Let us expand the server a bit to see that the server also has your data stored in the database.
The power of software, unlike physical goods, is that it can be copied any number of times - provided it is functionally reusable (e.g. an organisation's website code is likely to not reusable for other companies). Hence we can provide it to multiple organisation at almost no additional cost. But, when we do that it is important to note that each organisation has its own servers running the software and their own databases.
Now let us get back to the top part of the above diagram - the three arrows. Even though the software has the ability to be copied an infinite number of times, there are legal and commercial restrictions to it. The organisation which owns the software programs decides who gets the software - usually with permission and fees. The other difference is that the organisation usually provides only the installable files and not the source programs. This is because mostly the customer organisation doesn't have much use for the source code.
Let us look at the ownership of each of the pieces now.
Now let us look at how it works in case of open-source software. The software source code and installable are both available free of cost publicly and anonymously. That is, you don't need to pay anything, take any permission, nor do your need to tell anyone. Like, commercial software earlier, you retain the ownership of the server and database.
With that context, let us try to answer the questions at the top of this article.
1. Does opensource mean everyone will have access to our data?
As you can see from the diagram above, there is no relationship between your data and whether the software is open source or not. Your data is owned by you.
2. Does opensource mean we have to give our data to the organisation which provided us with the software?
Again as you can see in the diagram, the open-source software provider (community) doesn't impose any such conditions on the users of their output. While they would like attributions, it is not binding.
3. Does opensource mean anyone can change the code and introduce defects?
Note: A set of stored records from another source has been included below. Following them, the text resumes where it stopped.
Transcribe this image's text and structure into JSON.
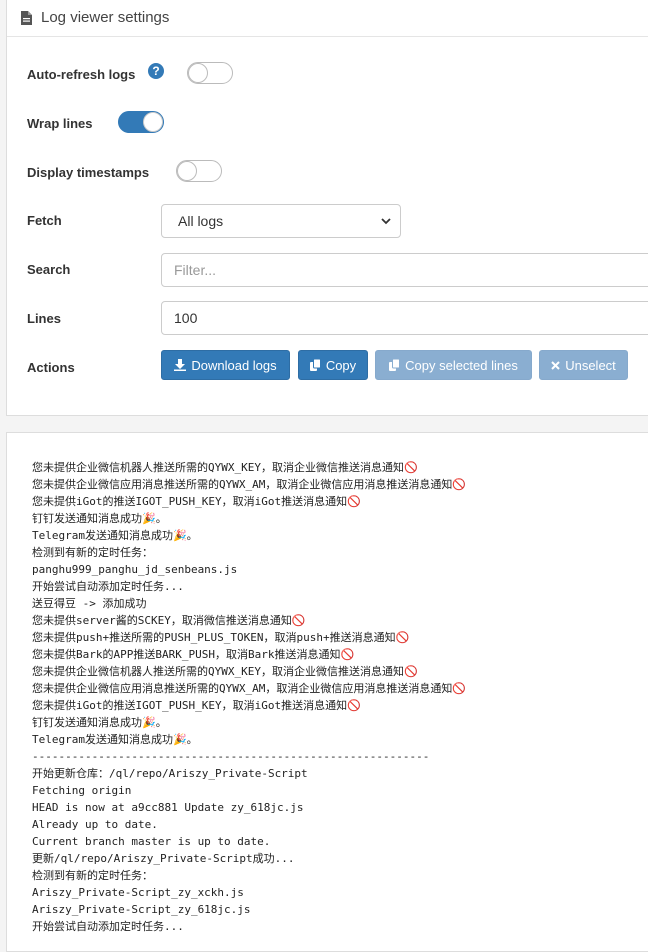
{
  "panel": {
    "title": "Log viewer settings"
  },
  "settings": {
    "auto_refresh": {
      "label": "Auto-refresh logs",
      "help": "?",
      "enabled": false
    },
    "wrap_lines": {
      "label": "Wrap lines",
      "enabled": true
    },
    "display_timestamps": {
      "label": "Display timestamps",
      "enabled": false
    },
    "fetch": {
      "label": "Fetch",
      "selected": "All logs"
    },
    "search": {
      "label": "Search",
      "placeholder": "Filter...",
      "value": ""
    },
    "lines": {
      "label": "Lines",
      "value": "100"
    },
    "actions": {
      "label": "Actions",
      "download": "Download logs",
      "copy": "Copy",
      "copy_selected": "Copy selected lines",
      "unselect": "Unselect"
    }
  },
  "colors": {
    "primary": "#337ab7",
    "disabled": "#8aaed1"
  },
  "log": {
    "lines": [
      "您未提供企业微信机器人推送所需的QYWX_KEY，取消企业微信推送消息通知🚫",
      "您未提供企业微信应用消息推送所需的QYWX_AM，取消企业微信应用消息推送消息通知🚫",
      "您未提供iGot的推送IGOT_PUSH_KEY，取消iGot推送消息通知🚫",
      "钉钉发送通知消息成功🎉。",
      "Telegram发送通知消息成功🎉。",
      "检测到有新的定时任务：",
      "panghu999_panghu_jd_senbeans.js",
      "开始尝试自动添加定时任务...",
      "送豆得豆 -> 添加成功",
      "您未提供server酱的SCKEY，取消微信推送消息通知🚫",
      "您未提供push+推送所需的PUSH_PLUS_TOKEN，取消push+推送消息通知🚫",
      "您未提供Bark的APP推送BARK_PUSH，取消Bark推送消息通知🚫",
      "您未提供企业微信机器人推送所需的QYWX_KEY，取消企业微信推送消息通知🚫",
      "您未提供企业微信应用消息推送所需的QYWX_AM，取消企业微信应用消息推送消息通知🚫",
      "您未提供iGot的推送IGOT_PUSH_KEY，取消iGot推送消息通知🚫",
      "钉钉发送通知消息成功🎉。",
      "Telegram发送通知消息成功🎉。",
      "------------------------------------------------------------",
      "开始更新仓库：/ql/repo/Ariszy_Private-Script",
      "Fetching origin",
      "HEAD is now at a9cc881 Update zy_618jc.js",
      "Already up to date.",
      "Current branch master is up to date.",
      "更新/ql/repo/Ariszy_Private-Script成功...",
      "检测到有新的定时任务：",
      "Ariszy_Private-Script_zy_xckh.js",
      "Ariszy_Private-Script_zy_618jc.js",
      "开始尝试自动添加定时任务..."
    ]
  }
}
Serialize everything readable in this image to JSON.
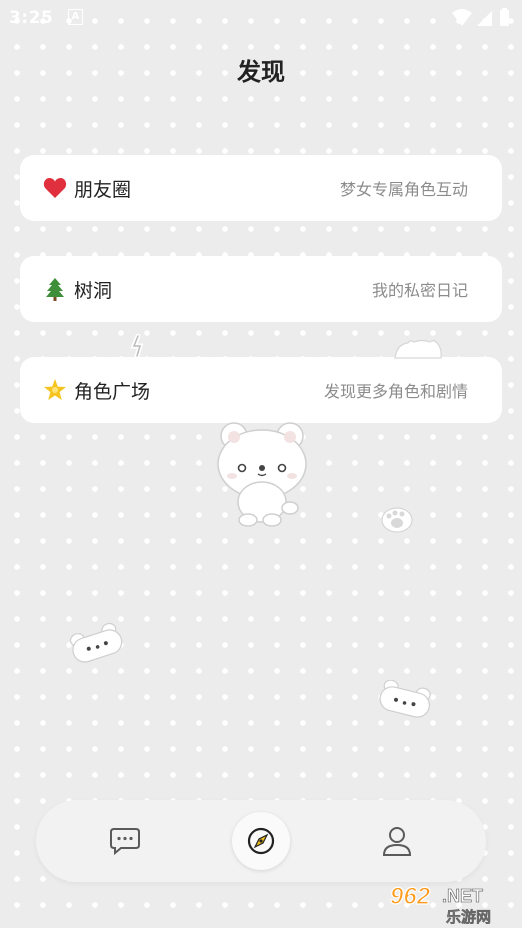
{
  "status_bar": {
    "time": "3:25",
    "notification_glyph": "A",
    "icons": [
      "wifi-icon",
      "signal-icon",
      "battery-icon"
    ]
  },
  "page": {
    "title": "发现"
  },
  "menu": [
    {
      "icon": "heart-icon",
      "label": "朋友圈",
      "subtitle": "梦女专属角色互动"
    },
    {
      "icon": "tree-icon",
      "label": "树洞",
      "subtitle": "我的私密日记"
    },
    {
      "icon": "star-icon",
      "label": "角色广场",
      "subtitle": "发现更多角色和剧情"
    }
  ],
  "bottom_nav": {
    "items": [
      {
        "icon": "chat-icon",
        "active": false
      },
      {
        "icon": "compass-icon",
        "active": true
      },
      {
        "icon": "profile-icon",
        "active": false
      }
    ]
  },
  "watermark": {
    "brand": "962",
    "suffix": ".NET",
    "caption": "乐游网"
  },
  "colors": {
    "background": "#ececec",
    "card": "#ffffff",
    "title": "#222222",
    "subtitle": "#8c8c8c",
    "accent_compass": "#f2c21a"
  }
}
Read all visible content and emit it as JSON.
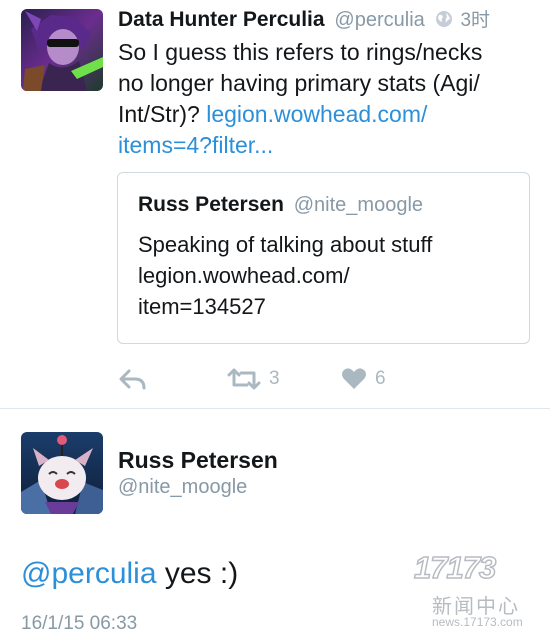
{
  "tweet": {
    "author_name": "Data Hunter Perculia",
    "author_handle": "@perculia",
    "time": "3时",
    "text_lines": [
      "So I guess this refers to rings/necks",
      "no longer having primary stats (Agi/",
      "Int/Str)?"
    ],
    "link_line1": "legion.wowhead.com/",
    "link_line2": "items=4?filter...",
    "quoted": {
      "author_name": "Russ Petersen",
      "author_handle": "@nite_moogle",
      "text_lines": [
        "Speaking of talking about stuff",
        "legion.wowhead.com/",
        "item=134527"
      ]
    },
    "actions": {
      "reply_icon": "reply-icon",
      "retweet_icon": "retweet-icon",
      "retweet_count": "3",
      "like_icon": "heart-icon",
      "like_count": "6"
    }
  },
  "reply_tweet": {
    "author_name": "Russ Petersen",
    "author_handle": "@nite_moogle",
    "mention": "@perculia",
    "text": " yes :)",
    "timestamp": "16/1/15 06:33"
  },
  "watermark": {
    "logo": "17173",
    "chinese": "新闻中心",
    "url": "news.17173.com"
  },
  "colors": {
    "link": "#2b90d9",
    "secondary_text": "#8899a6",
    "action_icon": "#aab8c2",
    "border": "#cfd9de"
  }
}
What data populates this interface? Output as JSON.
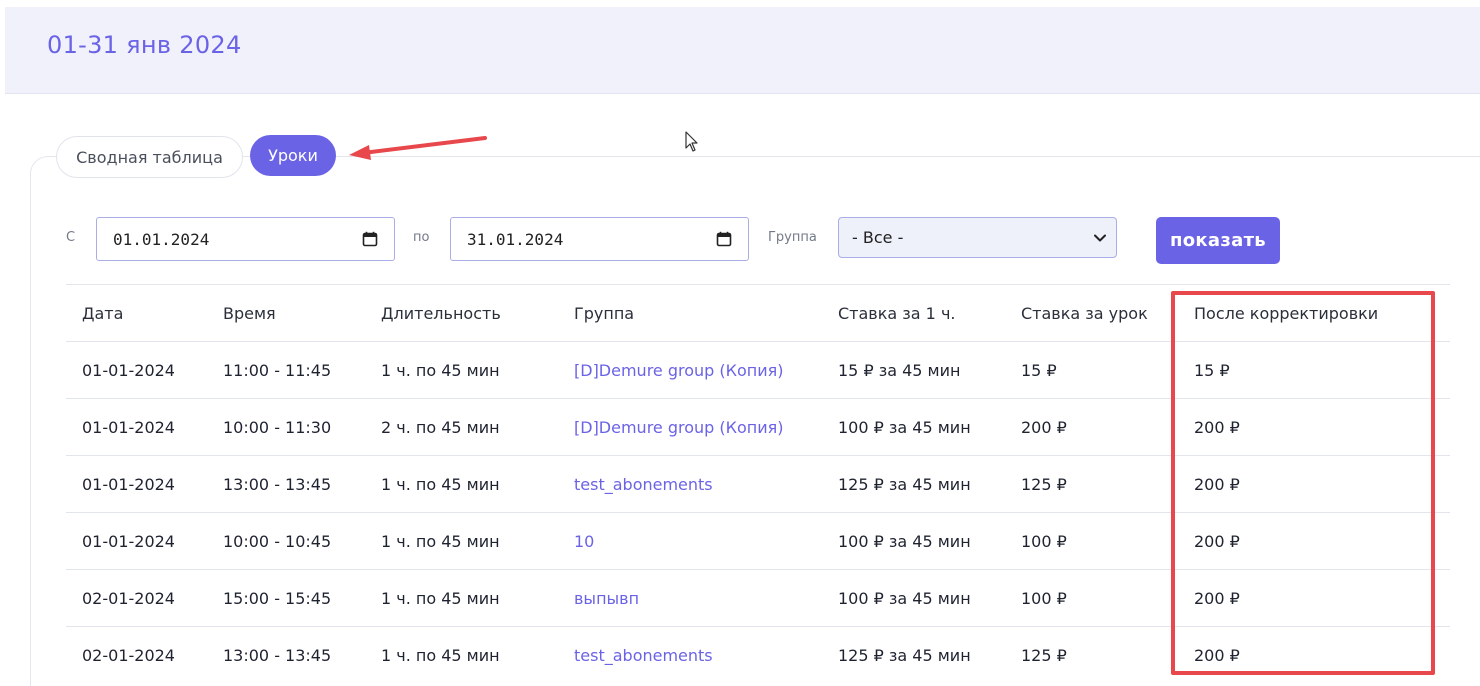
{
  "period": {
    "title": "01-31 янв 2024"
  },
  "tabs": [
    {
      "label": "Сводная таблица",
      "active": false
    },
    {
      "label": "Уроки",
      "active": true
    }
  ],
  "filters": {
    "from_label": "С",
    "from_value": "01.01.2024",
    "to_label": "по",
    "to_value": "31.01.2024",
    "group_label": "Группа",
    "group_value": "- Все -",
    "show_button": "показать"
  },
  "table": {
    "columns": [
      "Дата",
      "Время",
      "Длительность",
      "Группа",
      "Ставка за 1 ч.",
      "Ставка за урок",
      "После корректировки"
    ],
    "rows": [
      [
        "01-01-2024",
        "11:00 - 11:45",
        "1 ч. по 45 мин",
        "[D]Demure group (Копия)",
        "15 ₽ за 45 мин",
        "15 ₽",
        "15 ₽"
      ],
      [
        "01-01-2024",
        "10:00 - 11:30",
        "2 ч. по 45 мин",
        "[D]Demure group (Копия)",
        "100 ₽ за 45 мин",
        "200 ₽",
        "200 ₽"
      ],
      [
        "01-01-2024",
        "13:00 - 13:45",
        "1 ч. по 45 мин",
        "test_abonements",
        "125 ₽ за 45 мин",
        "125 ₽",
        "200 ₽"
      ],
      [
        "01-01-2024",
        "10:00 - 10:45",
        "1 ч. по 45 мин",
        "10",
        "100 ₽ за 45 мин",
        "100 ₽",
        "200 ₽"
      ],
      [
        "02-01-2024",
        "15:00 - 15:45",
        "1 ч. по 45 мин",
        "выпывп",
        "100 ₽ за 45 мин",
        "100 ₽",
        "200 ₽"
      ],
      [
        "02-01-2024",
        "13:00 - 13:45",
        "1 ч. по 45 мин",
        "test_abonements",
        "125 ₽ за 45 мин",
        "125 ₽",
        "200 ₽"
      ]
    ]
  },
  "colors": {
    "accent": "#6b63e6",
    "annotation": "#e8474b",
    "header_bg": "#f0f1fb"
  }
}
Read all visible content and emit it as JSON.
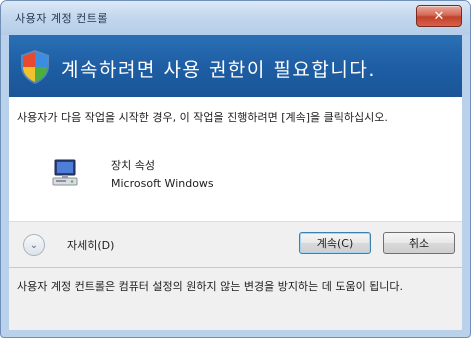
{
  "window": {
    "title": "사용자 계정 컨트롤",
    "close_label": "✕"
  },
  "banner": {
    "icon": "uac-shield-icon",
    "heading": "계속하려면 사용 권한이 필요합니다."
  },
  "content": {
    "description": "사용자가 다음 작업을 시작한 경우, 이 작업을 진행하려면 [계속]을 클릭하십시오.",
    "program": {
      "icon": "computer-icon",
      "name": "장치 속성",
      "publisher": "Microsoft Windows"
    }
  },
  "buttons": {
    "details_label": "자세히(D)",
    "details_icon": "chevron-down-icon",
    "continue_label": "계속(C)",
    "cancel_label": "취소"
  },
  "footer": {
    "text": "사용자 계정 컨트롤은 컴퓨터 설정의 원하지 않는 변경을 방지하는 데 도움이 됩니다."
  }
}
...since anyone can copy the code and change it. Let us look at what would happen in this case. The diagram below has a couple of examples of such copying - one by another open source community or by someone in your organisation. Pertaining to the question - other people can make changes to the code but to their "own version" of it and their version generates their own installers. It doesn't affect the software that you are running from your provider (community 1).
One of the goals of this publication is to reduce information asymmetry between software providers and nonprofits. There are a number of misconceptions about the open-source which are not in the interest of nonprofits. In fact, we believe that given the public nature of the work open source and nonprofits are naturally aligned with each other. Finally, if there are other topics/questions about open source that you would like us to write about, please do contact us.
Author: Vivek Singh
Published On: 23-Dec-2020